It Isn’t About McNabb
After all of the drama, analysis and flat-out hysteria of the last week, Stewart Bradley was ready for more. In the locker room following the Eagles’ 28-3 wipeout of fetid Jacksonville Sunday, the starting linebacker was reported to have asked, “How did Washington do?”
Bradley wasn’t concerned about the Birds ascension to the top of the NFC East standings, courtesy of the Redskins’ loss to St. Louis. His focus was narrower. He, like most fans and media, was interested in tracking the ‘Skins’ quarterback. Donovan McNabb comes to town Sunday for the Blood Bowl, and the crazy machine is already cranked up and spinning out insanity at a high rate. [SIGNUP]

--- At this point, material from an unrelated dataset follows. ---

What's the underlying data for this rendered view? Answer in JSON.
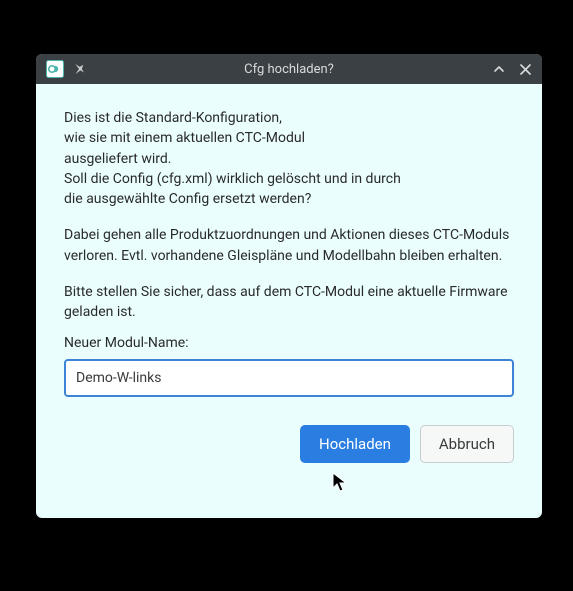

For the next six days, expect a non-stop flood of McNabb-related content. Bile will spew. Camps will mobilize to support or attack. There will be hate and discord. Expect choreographed displays of hate and self-aggrandizement. You won’t be able to go anywhere around here without finding someone interested in discussing the pending grudge match. Come Sunday, the real craziness starts when a fan base whipped into a froth directs its wrath at a human lightning rod who bore a decade’s worth of frustrations and displaced anger from a city unable to get what it “deserved” — a Super Bowl title.
The funny thing about it all will be — aside from the fact that fans were so quick to dismiss the man (Kevin Kolb) whom they insisted would play better than McNabb — is that the noise surrounding the game has nothing to do with the Eagles and their current situation. The 2010 season is not about McNabb, especially not at this point. Now that Michael Vick has been anointed as the Eagles’ QB, the team is so far removed from the days when Number Five lined up under center that we might as well be talking about Adrian Burk or Mike Boryla. If the Eagles get caught up in the silliness surrounding McNabb’s return, they will be doing themselves a great disservice. That’s why Bradley’s question, although innocuous on the surface, could be extremely dangerous.

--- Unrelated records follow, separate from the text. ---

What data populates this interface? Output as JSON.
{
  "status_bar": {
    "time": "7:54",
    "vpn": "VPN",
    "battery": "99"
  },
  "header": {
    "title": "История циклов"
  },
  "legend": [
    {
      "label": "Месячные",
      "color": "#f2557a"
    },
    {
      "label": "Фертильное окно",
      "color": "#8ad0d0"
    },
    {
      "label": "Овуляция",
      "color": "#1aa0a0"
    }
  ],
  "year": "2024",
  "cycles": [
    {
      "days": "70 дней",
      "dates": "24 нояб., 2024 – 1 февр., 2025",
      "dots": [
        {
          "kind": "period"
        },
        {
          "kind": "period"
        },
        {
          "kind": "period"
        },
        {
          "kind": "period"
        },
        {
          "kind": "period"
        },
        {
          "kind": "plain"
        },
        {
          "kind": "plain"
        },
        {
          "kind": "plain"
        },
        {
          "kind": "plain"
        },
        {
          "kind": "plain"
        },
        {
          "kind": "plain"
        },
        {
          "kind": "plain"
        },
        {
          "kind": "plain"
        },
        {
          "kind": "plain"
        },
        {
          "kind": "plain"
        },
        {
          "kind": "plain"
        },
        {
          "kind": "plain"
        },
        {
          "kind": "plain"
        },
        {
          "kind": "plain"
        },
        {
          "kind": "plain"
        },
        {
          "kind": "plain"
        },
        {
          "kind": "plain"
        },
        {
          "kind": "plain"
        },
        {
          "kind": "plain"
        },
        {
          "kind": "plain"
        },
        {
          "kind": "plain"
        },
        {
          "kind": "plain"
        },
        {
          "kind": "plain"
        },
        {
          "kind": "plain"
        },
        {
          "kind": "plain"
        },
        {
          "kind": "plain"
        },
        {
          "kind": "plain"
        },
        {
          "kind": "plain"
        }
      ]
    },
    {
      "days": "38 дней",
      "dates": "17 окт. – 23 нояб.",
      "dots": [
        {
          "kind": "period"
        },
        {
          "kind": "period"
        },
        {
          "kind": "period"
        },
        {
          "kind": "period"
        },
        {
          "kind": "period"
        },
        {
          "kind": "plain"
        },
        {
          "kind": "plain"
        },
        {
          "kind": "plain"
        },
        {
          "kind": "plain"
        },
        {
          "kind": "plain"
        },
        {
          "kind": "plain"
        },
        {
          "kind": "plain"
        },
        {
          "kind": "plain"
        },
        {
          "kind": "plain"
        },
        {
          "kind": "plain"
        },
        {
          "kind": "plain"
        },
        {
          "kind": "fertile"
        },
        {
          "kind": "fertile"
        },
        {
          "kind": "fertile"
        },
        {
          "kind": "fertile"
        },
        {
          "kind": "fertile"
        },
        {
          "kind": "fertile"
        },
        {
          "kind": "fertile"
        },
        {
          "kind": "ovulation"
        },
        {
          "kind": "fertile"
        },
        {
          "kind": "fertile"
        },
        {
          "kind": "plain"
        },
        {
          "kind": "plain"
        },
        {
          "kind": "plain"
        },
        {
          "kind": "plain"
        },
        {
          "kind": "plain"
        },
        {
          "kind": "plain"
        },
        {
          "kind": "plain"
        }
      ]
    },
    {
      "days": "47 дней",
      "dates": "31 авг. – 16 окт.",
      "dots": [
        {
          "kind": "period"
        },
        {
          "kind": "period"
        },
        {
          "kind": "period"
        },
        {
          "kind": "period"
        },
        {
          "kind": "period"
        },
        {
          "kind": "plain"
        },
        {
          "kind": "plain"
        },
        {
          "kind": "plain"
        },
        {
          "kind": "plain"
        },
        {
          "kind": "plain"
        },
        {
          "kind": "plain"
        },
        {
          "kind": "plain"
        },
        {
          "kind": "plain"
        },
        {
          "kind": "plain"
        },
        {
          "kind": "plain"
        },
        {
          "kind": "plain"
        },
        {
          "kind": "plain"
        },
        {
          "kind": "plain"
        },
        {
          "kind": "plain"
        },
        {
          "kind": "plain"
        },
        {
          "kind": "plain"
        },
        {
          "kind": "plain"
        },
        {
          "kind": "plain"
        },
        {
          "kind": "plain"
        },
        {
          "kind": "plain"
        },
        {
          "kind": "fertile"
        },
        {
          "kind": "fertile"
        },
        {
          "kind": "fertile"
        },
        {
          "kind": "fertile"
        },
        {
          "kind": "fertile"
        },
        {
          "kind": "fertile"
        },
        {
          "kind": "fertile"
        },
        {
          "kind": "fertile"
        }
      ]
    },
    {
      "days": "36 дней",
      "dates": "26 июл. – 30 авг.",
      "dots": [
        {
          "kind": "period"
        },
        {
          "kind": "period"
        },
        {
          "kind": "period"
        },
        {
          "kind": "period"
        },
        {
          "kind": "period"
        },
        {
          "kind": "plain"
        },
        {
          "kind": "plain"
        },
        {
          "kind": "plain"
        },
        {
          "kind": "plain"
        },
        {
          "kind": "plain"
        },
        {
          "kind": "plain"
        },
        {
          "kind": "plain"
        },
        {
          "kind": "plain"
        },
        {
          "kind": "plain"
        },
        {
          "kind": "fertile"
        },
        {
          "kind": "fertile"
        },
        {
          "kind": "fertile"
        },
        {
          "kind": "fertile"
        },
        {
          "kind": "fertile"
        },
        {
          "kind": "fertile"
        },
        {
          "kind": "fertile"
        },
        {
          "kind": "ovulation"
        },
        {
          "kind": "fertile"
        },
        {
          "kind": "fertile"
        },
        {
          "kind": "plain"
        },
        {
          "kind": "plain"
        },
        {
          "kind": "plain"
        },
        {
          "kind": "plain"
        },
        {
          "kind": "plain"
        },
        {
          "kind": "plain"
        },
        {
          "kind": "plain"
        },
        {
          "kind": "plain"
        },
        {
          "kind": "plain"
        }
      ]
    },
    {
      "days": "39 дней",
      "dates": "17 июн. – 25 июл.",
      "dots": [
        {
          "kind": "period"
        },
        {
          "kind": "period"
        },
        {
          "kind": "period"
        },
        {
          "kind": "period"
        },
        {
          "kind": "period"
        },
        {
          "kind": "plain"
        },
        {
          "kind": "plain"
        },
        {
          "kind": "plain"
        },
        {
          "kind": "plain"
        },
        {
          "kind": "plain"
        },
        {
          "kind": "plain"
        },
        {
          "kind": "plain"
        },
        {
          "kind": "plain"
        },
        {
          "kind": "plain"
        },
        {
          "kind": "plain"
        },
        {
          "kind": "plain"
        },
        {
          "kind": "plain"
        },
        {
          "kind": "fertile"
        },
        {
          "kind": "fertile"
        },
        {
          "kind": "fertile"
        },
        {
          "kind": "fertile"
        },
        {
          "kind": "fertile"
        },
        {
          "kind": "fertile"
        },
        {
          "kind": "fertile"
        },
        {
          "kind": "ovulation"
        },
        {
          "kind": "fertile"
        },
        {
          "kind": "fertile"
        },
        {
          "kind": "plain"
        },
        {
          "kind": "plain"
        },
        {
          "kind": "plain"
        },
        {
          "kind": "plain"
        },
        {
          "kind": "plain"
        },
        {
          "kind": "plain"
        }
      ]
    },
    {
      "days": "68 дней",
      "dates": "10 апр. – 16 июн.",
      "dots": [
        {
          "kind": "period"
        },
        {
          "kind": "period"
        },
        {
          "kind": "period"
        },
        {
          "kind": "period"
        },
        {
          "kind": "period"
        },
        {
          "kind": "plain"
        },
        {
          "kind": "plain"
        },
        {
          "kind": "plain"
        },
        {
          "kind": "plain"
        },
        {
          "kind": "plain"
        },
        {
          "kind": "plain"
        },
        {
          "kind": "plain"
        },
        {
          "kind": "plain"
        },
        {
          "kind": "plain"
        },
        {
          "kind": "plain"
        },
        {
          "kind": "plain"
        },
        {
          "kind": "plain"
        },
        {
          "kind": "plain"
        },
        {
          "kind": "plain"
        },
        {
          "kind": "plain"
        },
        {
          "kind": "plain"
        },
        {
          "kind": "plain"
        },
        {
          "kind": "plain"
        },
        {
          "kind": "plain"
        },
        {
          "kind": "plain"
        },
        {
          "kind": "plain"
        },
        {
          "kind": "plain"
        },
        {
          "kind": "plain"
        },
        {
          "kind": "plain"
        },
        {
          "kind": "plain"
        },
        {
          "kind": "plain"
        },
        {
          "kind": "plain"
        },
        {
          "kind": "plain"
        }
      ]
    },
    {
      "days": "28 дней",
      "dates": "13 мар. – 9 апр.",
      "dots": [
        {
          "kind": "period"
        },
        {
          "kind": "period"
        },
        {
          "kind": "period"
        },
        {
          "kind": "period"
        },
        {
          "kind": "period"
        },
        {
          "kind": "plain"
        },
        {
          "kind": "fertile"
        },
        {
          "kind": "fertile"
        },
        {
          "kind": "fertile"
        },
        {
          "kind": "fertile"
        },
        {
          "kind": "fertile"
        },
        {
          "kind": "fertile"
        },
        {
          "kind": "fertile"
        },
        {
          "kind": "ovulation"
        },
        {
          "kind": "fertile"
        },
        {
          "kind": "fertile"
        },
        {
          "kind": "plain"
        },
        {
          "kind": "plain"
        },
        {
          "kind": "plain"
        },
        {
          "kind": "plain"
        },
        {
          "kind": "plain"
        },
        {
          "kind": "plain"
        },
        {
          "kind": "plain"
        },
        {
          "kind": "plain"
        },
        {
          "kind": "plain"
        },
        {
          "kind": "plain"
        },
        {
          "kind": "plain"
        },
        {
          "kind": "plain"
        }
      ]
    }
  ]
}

This is not a proven, experienced team, rather a young squad that has beaten a pair of tomato cans the past couple weeks. If it loses sight of its mission to keep improving and becomes distracted by McNabb’s return to town, it will suffer. Frankly, this team isn’t good enough to let down. Although the defense finally seemed interested in playing physical football against the Jags Sunday, it did so against a rotten team with a QB that had lost confidence following a four-interception performance the week before. And though Vick and the receiving corps made big plays, the ground game wasn’t overwhelming. The Eagles committed too many penalties and surrendered too much return yardage. The O-line was inconsistent. It’s always great to get a win in the NFL, as Andy Reid says each week, but the Eagles can’t view beating Jacksonville and taking over the top spot in a weak division as a crowning achievement.
It is, however, something upon which the team can build. And Vick’s strong performance will quiet the discussion about last weekend’s celebrated flip-flop by Reid. The QB position is secure for now, so the offense can work on improving. The D appeared to find some of the nastiness needed to thrive in the NFL. The indicators are all pointing skyward, so why risk the fragile progress earned by getting distracted by a former player’s return?
One would expect the fans to care more about McNabb than the Eagles, especially since they were conditioned by many media members to blame him for anything bad that happened on the field. Since they had no chance to respond directly to the QB following the Easter Sunday trade, this is their chance to say “Good-bye” or some other choice farewell. It promises to be a wild scene at the stadium Sunday, one which good teams can look past and concentrate on their work.
The Eagles appear to have settled on a method of doing business in 2010 that includes neither McNabb nor Kolb, for that matter. Their new personality is so little about the former QB and the commotion that surrounded him that devoting any attention to him — other than how to keep him under control — is highly counterproductive. The Eagles have six days to prepare for the Redskins and McNabb. Let’s hope very little of it has to do with emotion, drama or hysteria. The team can’t afford that right now, because it isn’t good enough. Fortunately, the Redskins are even worse.
Focus on beating them, not McNabb. Leave that to the people who have little or no effect on Sunday’s outcome.
• Here’s hoping the Phillies win tonight in D.C., so they can clinch the NL East in style, rather than waiting for the heartless Braves to do it for them.
• Carmelo Anthony in Philadelphia? Chris Paul to follow? Sign me up! Just don’t expect it to happen. Kudos the Sixers for trying, but this one is really between the Nets and Denver.
• Temple’s near miss at Penn State Saturday represented a valiant effort and shows the Owls are clearly the MAC’s cream. But don’t expect coach Al Golden to revel in a moral victory. TU had the Lions down for three quarters and wanted to finish the job, not just come close.